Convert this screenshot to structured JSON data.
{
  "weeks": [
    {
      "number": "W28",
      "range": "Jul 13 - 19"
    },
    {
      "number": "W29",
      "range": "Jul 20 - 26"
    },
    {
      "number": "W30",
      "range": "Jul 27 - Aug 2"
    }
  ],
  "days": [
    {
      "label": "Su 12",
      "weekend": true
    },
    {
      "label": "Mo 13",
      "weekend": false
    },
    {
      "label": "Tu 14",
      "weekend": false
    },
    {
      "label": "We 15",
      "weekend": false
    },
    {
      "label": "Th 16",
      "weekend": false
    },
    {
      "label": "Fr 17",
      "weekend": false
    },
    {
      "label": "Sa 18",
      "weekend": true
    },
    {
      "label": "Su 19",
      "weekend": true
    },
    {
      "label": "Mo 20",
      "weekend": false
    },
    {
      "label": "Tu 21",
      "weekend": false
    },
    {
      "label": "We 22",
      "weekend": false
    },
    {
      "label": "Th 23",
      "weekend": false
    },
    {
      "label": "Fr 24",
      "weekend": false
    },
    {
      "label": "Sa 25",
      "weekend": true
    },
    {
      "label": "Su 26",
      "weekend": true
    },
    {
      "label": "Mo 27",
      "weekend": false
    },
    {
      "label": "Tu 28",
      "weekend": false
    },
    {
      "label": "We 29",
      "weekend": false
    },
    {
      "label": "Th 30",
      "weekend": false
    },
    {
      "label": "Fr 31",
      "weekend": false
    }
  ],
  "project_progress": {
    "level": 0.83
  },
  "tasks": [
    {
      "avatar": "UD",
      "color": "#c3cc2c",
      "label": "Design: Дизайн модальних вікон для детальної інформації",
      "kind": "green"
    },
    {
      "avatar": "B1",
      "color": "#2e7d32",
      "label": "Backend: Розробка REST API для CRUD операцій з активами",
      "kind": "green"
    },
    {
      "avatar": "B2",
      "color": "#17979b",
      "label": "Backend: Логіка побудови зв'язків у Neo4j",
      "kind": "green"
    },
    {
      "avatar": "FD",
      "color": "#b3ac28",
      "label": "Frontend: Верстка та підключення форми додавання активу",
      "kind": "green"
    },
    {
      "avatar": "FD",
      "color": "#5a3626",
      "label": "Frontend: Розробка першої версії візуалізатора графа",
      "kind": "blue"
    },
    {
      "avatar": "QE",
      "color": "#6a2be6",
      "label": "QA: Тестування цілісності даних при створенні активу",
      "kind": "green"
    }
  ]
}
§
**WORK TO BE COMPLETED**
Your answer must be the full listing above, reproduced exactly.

**SOLUTION**
Convert this screenshot to structured JSON data.
{
  "weeks": [
    {
      "number": "W28",
      "range": "Jul 13 - 19"
    },
    {
      "number": "W29",
      "range": "Jul 20 - 26"
    },
    {
      "number": "W30",
      "range": "Jul 27 - Aug 2"
    }
  ],
  "days": [
    {
      "label": "Su 12",
      "weekend": true
    },
    {
      "label": "Mo 13",
      "weekend": false
    },
    {
      "label": "Tu 14",
      "weekend": false
    },
    {
      "label": "We 15",
      "weekend": false
    },
    {
      "label": "Th 16",
      "weekend": false
    },
    {
      "label": "Fr 17",
      "weekend": false
    },
    {
      "label": "Sa 18",
      "weekend": true
    },
    {
      "label": "Su 19",
      "weekend": true
    },
    {
      "label": "Mo 20",
      "weekend": false
    },
    {
      "label": "Tu 21",
      "weekend": false
    },
    {
      "label": "We 22",
      "weekend": false
    },
    {
      "label": "Th 23",
      "weekend": false
    },
    {
      "label": "Fr 24",
      "weekend": false
    },
    {
      "label": "Sa 25",
      "weekend": true
    },
    {
      "label": "Su 26",
      "weekend": true
    },
    {
      "label": "Mo 27",
      "weekend": false
    },
    {
      "label": "Tu 28",
      "weekend": false
    },
    {
      "label": "We 29",
      "weekend": false
    },
    {
      "label": "Th 30",
      "weekend": false
    },
    {
      "label": "Fr 31",
      "weekend": false
    }
  ],
  "project_progress": {
    "level": 0.83
  },
  "tasks": [
    {
      "avatar": "UD",
      "color": "#c3cc2c",
      "label": "Design: Дизайн модальних вікон для детальної інформації",
      "kind": "green"
    },
    {
      "avatar": "B1",
      "color": "#2e7d32",
      "label": "Backend: Розробка REST API для CRUD операцій з активами",
      "kind": "green"
    },
    {
      "avatar": "B2",
      "color": "#17979b",
      "label": "Backend: Логіка побудови зв'язків у Neo4j",
      "kind": "green"
    },
    {
      "avatar": "FD",
      "color": "#b3ac28",
      "label": "Frontend: Верстка та підключення форми додавання активу",
      "kind": "green"
    },
    {
      "avatar": "FD",
      "color": "#5a3626",
      "label": "Frontend: Розробка першої версії візуалізатора графа",
      "kind": "blue"
    },
    {
      "avatar": "QE",
      "color": "#6a2be6",
      "label": "QA: Тестування цілісності даних при створенні активу",
      "kind": "green"
    }
  ]
}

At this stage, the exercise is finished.